So far, the damage is relatively minor but visible. In an effort to prevent more damage and stop that persistent tap-tap-tapping noise, I'm trying behavior modification techniques.
Every time I catch her in the act, I shoo her away. (Yep, my nemesis is female.)
Because she's clever as well as determined, she's developed a predictable pattern: She leaves her favorite "work site" and perches on the fence, studying me intently to see if I'm serious or just shooing for the fun of it. Her look says it all: Silly woman, stop that crazy clap-clap-clapping and stop flapping your arms. You can't fly, but I can!
To prove her point, she flits away. A little time passes, then: Tap-tap-tap.
Downies are supposed to be somewhat shy but this little girl has a single-minded focus that's admirable. And annoying. For her own amusement and perhaps mine as well, she likes to pick up her mission of destruction on the opposite side of the yard in what is clearly her second favorite site.
I shoo. She flits. The whole cycle starts all over again.
In an effort to retain some semblance of sanity (and to divert my attention away from that darn noise), I tap-tap-tapped into my creative side:
My little woodchipper is clearly female, so her natural coloration is black and white. Because the knitterly version clamored for a dash of color, I valiantly resisted the urge to give her demonic red eyes and opted instead for the red crest found on males.
This whimsical woodpecker is an adaptation of my reverse miter seed stitch coaster-cloth pattern and you can see the basic two-color version here. The yarn (Cotton Fleece) and buttons are of course straight from stash.
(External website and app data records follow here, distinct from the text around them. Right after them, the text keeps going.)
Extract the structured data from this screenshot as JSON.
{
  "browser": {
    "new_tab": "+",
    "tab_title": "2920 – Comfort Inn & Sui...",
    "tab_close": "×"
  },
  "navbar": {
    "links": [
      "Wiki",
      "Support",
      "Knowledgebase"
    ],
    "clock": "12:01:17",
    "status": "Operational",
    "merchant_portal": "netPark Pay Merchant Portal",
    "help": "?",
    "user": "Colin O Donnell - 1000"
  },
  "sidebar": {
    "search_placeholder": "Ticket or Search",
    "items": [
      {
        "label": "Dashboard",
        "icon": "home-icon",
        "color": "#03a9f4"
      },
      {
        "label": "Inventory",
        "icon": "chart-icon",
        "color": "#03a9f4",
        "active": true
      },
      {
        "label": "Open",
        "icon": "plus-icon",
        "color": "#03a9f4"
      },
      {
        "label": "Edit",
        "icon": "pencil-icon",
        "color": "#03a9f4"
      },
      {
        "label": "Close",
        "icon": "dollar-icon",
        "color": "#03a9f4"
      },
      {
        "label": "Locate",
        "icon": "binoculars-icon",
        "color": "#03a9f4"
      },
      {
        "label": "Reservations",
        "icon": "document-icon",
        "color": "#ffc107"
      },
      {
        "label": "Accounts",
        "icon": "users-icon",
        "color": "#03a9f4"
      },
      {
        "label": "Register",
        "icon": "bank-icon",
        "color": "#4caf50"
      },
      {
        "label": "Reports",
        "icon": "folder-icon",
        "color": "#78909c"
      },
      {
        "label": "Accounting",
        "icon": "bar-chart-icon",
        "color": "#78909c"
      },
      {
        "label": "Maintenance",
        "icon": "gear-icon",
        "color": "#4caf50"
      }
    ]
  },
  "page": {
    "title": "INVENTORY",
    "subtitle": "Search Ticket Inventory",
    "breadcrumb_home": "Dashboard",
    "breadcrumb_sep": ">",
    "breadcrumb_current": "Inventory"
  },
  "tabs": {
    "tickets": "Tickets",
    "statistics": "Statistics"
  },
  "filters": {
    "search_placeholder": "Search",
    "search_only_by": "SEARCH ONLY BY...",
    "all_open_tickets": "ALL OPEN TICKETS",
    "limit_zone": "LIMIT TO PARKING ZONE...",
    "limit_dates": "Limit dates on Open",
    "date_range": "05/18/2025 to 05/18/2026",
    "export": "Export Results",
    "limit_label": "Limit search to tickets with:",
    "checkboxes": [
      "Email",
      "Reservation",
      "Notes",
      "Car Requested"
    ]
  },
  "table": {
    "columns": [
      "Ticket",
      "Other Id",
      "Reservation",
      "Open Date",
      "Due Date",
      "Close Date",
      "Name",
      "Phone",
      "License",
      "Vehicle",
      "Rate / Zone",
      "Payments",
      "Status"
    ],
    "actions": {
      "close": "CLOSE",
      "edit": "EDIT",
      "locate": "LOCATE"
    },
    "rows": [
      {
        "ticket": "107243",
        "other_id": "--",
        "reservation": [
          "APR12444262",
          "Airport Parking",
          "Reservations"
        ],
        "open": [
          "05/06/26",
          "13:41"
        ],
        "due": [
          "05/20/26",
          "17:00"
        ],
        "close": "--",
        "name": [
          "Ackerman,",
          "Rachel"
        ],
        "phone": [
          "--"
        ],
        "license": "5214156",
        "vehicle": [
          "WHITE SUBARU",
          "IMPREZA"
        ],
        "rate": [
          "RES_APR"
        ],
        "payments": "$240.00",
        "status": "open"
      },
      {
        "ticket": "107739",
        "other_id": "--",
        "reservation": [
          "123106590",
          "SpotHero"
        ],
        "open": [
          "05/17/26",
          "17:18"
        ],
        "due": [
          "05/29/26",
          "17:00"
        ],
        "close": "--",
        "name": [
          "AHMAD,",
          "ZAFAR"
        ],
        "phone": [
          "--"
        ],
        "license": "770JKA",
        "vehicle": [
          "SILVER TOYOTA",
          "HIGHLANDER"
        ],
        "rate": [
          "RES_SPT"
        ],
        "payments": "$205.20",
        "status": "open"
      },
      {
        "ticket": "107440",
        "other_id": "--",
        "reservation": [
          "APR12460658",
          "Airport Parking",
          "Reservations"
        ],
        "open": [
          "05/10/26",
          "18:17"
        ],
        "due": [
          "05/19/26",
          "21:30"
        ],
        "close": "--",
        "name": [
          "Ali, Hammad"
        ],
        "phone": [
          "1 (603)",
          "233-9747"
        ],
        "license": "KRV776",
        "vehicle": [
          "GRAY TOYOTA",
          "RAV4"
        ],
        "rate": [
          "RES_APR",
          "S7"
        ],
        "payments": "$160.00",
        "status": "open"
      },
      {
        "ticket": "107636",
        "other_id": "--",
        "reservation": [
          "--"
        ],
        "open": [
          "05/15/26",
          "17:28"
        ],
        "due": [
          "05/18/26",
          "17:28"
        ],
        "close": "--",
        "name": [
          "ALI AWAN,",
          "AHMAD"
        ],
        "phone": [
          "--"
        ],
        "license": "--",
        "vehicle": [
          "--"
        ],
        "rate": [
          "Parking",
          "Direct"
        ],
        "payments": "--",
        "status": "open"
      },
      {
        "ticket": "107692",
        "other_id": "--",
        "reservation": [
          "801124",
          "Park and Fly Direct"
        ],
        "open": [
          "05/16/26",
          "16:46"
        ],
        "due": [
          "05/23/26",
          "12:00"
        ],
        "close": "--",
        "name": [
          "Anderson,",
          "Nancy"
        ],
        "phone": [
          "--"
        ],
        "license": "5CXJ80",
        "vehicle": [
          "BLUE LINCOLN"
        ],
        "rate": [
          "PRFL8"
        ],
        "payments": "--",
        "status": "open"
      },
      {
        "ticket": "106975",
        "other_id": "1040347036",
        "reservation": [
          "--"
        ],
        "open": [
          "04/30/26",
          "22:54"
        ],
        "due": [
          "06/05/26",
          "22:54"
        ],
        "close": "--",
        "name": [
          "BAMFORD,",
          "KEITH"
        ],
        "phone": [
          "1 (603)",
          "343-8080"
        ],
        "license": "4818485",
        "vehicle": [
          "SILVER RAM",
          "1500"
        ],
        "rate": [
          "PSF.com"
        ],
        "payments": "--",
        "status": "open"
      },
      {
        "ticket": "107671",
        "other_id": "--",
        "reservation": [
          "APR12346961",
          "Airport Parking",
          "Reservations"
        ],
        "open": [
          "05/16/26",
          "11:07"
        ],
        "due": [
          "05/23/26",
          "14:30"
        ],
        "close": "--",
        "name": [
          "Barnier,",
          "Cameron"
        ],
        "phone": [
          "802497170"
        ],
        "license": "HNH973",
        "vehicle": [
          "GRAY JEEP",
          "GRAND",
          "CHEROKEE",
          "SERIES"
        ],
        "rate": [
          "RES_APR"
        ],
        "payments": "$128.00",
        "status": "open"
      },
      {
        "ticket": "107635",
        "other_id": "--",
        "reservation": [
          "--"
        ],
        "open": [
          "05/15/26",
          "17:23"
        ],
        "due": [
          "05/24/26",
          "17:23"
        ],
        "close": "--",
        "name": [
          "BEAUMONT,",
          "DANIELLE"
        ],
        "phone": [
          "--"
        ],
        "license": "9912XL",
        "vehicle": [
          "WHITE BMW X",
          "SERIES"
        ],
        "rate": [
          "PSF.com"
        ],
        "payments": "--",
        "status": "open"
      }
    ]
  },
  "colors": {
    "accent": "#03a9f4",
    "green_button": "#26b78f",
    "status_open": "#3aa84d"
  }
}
Meanwhile, the verdict is still out. Cute? Quirky? Or completely crazy?
NB: I feel compelled to point out no Downy Woodpeckers were harmed in the making of this whimsical knit. Also, stay tuned for my upcoming tutorial: How to Train a Downy Woodpecker in 3 Easy Lessons. (Just kidding.)
For more fiber talk, visit Wisdom in Wonder and Natural Suburbia.